Driving Business Growth
It is no secret that we are in a period of economic uncertainty, and with that, many organizations have looked to cost-cutting measures as a means of preservation. Weekly I speak to CROs, CMOs, and executives who have had to cut personnel, themselves been cut, or had to dramatically reduce the budget in response to the economic uncertainty of our current time.
While this cost-cutting is understandable to a point, there is plenty of evidence that shows that those organizations that invest in key growth areas of their business during an economic downturn will not only survive the troubled waters but come out of the storm far ahead of their competitors.
Even in the best times, the path to growth begins with the right framework. That framework can only be built when marketing, product, sales, and customer success are unified around a common view of the customer. A recent LinkedIn post by our good friend Matt Heinz shows that this unification is a rarity in most organizations.
If B2B organizations are going to create a sustainable growth culture, they must first adopt a customer-first culture, which, if it is going to stick, has to be driven by the CEO. Beyond that, here are three other departments (beyond marketing) that have to be unified across the full spectrum of the customer journey to get to a high level of growth maturity.
I remember speaking to a VP of Sales about the customer journey and the various stages customers take from brand engagement, to initial purchase and beyond.
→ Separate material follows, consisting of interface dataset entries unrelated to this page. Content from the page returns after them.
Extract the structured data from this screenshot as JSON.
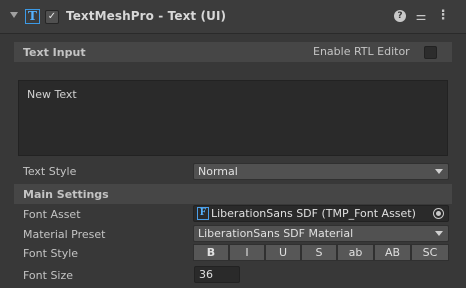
{
  "header": {
    "title": "TextMeshPro - Text (UI)",
    "enabled": true,
    "help_icon": "help-icon",
    "presets_icon": "presets-icon",
    "menu_icon": "kebab-menu-icon"
  },
  "text_input": {
    "section_label": "Text Input",
    "rtl_label": "Enable RTL Editor",
    "rtl_enabled": false,
    "text": "New Text"
  },
  "text_style": {
    "label": "Text Style",
    "value": "Normal"
  },
  "main_settings": {
    "section_label": "Main Settings",
    "font_asset": {
      "label": "Font Asset",
      "value": "LiberationSans SDF (TMP_Font Asset)"
    },
    "material_preset": {
      "label": "Material Preset",
      "value": "LiberationSans SDF Material"
    },
    "font_style": {
      "label": "Font Style",
      "buttons": [
        "B",
        "I",
        "U",
        "S",
        "ab",
        "AB",
        "SC"
      ]
    },
    "font_size": {
      "label": "Font Size",
      "value": "36"
    }
  },
  "colors": {
    "background": "#383838",
    "section": "#464646",
    "field": "#2a2a2a",
    "accent": "#56b3ff"
  }
}
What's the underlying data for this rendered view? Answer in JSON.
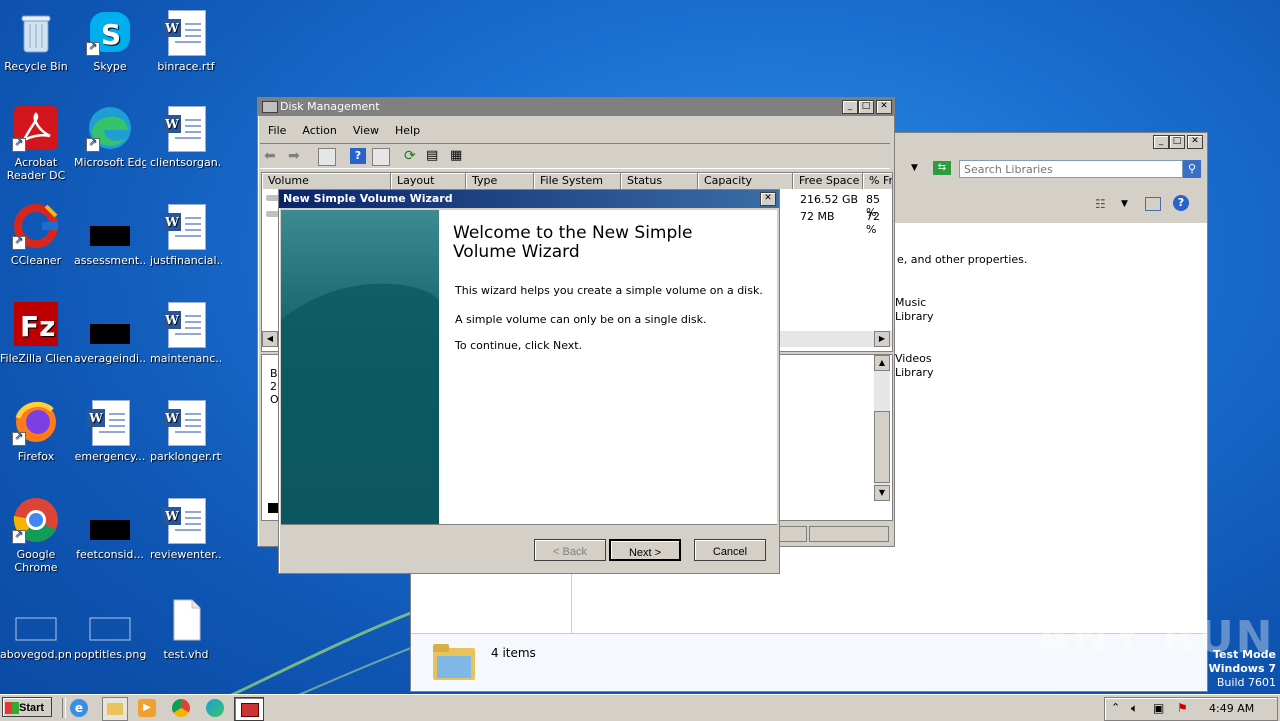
{
  "desktop": {
    "icons": [
      {
        "label": "Recycle Bin"
      },
      {
        "label": "Skype"
      },
      {
        "label": "binrace.rtf"
      },
      {
        "label": "Acrobat Reader DC"
      },
      {
        "label": "Microsoft Edge"
      },
      {
        "label": "clientsorgan..."
      },
      {
        "label": "CCleaner"
      },
      {
        "label": "assessment..."
      },
      {
        "label": "justfinancial..."
      },
      {
        "label": "FileZilla Client"
      },
      {
        "label": "averageindi..."
      },
      {
        "label": "maintenanc..."
      },
      {
        "label": "Firefox"
      },
      {
        "label": "emergency..."
      },
      {
        "label": "parklonger.rtf"
      },
      {
        "label": "Google Chrome"
      },
      {
        "label": "feetconsid..."
      },
      {
        "label": "reviewenter..."
      },
      {
        "label": "abovegod.png"
      },
      {
        "label": "poptitles.png"
      },
      {
        "label": "test.vhd"
      }
    ],
    "watermark": "ANY RUN",
    "test_mode": {
      "line1": "Test Mode",
      "line2": "Windows 7",
      "line3": "Build 7601"
    }
  },
  "disk_management": {
    "title": "Disk Management",
    "menu": [
      "File",
      "Action",
      "View",
      "Help"
    ],
    "columns": [
      "Volume",
      "Layout",
      "Type",
      "File System",
      "Status",
      "Capacity",
      "Free Space",
      "% Fr"
    ],
    "rows": [
      {
        "free": "216.52 GB",
        "pct": "85 %"
      },
      {
        "free": "72 MB",
        "pct": "72 %"
      }
    ],
    "lower_pane_text": [
      "B",
      "2",
      "O"
    ]
  },
  "libraries": {
    "search_placeholder": "Search Libraries",
    "description_fragment": "e, and other properties.",
    "items": [
      {
        "line1": "Music",
        "line2": "Library"
      },
      {
        "line1": "Videos",
        "line2": "Library"
      }
    ],
    "status": "4 items"
  },
  "wizard": {
    "title": "New Simple Volume Wizard",
    "heading": "Welcome to the New Simple Volume Wizard",
    "heading_line1": "Welcome to the New Simple",
    "heading_line2": "Volume Wizard",
    "para1": "This wizard helps you create a simple volume on a disk.",
    "para2": "A simple volume can only be on a single disk.",
    "para3": "To continue, click Next.",
    "back_label": "< Back",
    "next_label": "Next >",
    "cancel_label": "Cancel"
  },
  "taskbar": {
    "start_label": "Start",
    "clock": "4:49 AM"
  },
  "colors": {
    "title_active": "#0a246a",
    "title_inactive": "#808080",
    "wizard_panel": "#0f5f66"
  }
}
Clearly, he was getting frustrated when he blurted out, “I do not give a damn about the customer journey; we will disrupt that journey and sell what they need.” It may not surprise you that he did not last long in that role.
Sales leaders must go beyond the insular, myopic view of selling that is still prevalent in many organizations and view their roles from a customer viewpoint. This means establishing the right process, and feedback loops, requiring vision into partner’s sales pipelines, and implementing the right systems that enable this vision.
It also means looking at your customer’s data to derive insights that will enable salespeople to sell better and serve the customers’ needs. This is more than just recording anecdotal feedback; it is using the practical application of AI and machine learning to uncover what is important to the individuals on the customer side.
This is the same data that is shared with product, marketing, and customer success, and by doing so, all groups can have a shared common view of their ideal customer.
Ever been a part of a product launch team? I have! It is fun, exhilarating, full of ideas, what ifs, and a dream of the immense value you will bring your customers. The anticipation of launch day keeps the energy high, and then you launch, and . . . your product lands like a lead balloon. (I have unfortunately been here as well)
Because the product was developed based on what the company wanted to sell, not what the customers needed.
Product development and go-to-market (GTM) like sales begin with knowing your customers and relying on customer data. What is your audience telling you by their actions, sentiment, challenges, etc.? What is customer support hearing from customers? What issues are sales trying to solve? Without this insight, without vision into your customers, the development product will be an exercise of guesswork.
It seems obvious to state that customer support is a key department in the delivery of growth. Still, I am continually amazed at how many companies treat customer support and success as an organizational silo.
Other than sales, customer success has the most interactions with the customer, and their data on customers is full of insights. Yet, in my thirty years of working with organizations, I have rarely seen a business that consistently taps into the goldmine of insight that sits in the customer success function.
Consistently mining the data from the customer support organization is one of the key sources of insight that can help you design a path toward sustainable growth; not to use it intelligently is to miss out on incredible value.
So, what’s next?
I could write far more on the need for marketing, sales, product and customer success to unify on a common view of the customer and the importance of doing so. However, blog posts are not supposed to be novels and to be blunt, if you do not see the value in it, then we need to have a whole other conversation.
If you are serious about unifying the organizations around a common view of the customer and their journey may I suggest the following:
- Assemble the heads of marketing, product, sales, and customer success and have them each describe the ideal customer. Note the similarities and the differences. This will identify where there is commonality and where there are differences – I am not saying either are right.
- Use the practical application of AI and machine learning to derive insights from your customer data. This used to take weeks if not months, and now can be produced in hours and days.
- Compare the AI and machine learning generated insights from your customer’s “digital exhaust” to what the four department leaders identified and note the commonalities and differences. This AI-led analysis can be updated quarterly, monthly, or even dynamically; it depends on what you need as a business.
- Schedule several customer interviews regularly as another input to your customer profiles and a great addition to the AI-generated insights.
- Use the insights to design your customer engagement and experience strategy that aligns with every stage of the customer journey.
- Analyze and continually optimize your strategy to ensure the best results and for continual growth.
Clearly there are a lot of steps in this process and you may need help. If you want to understand how to do this in your organization, put some time on my calendar, I would be happy to give you more insight that will help your business grow.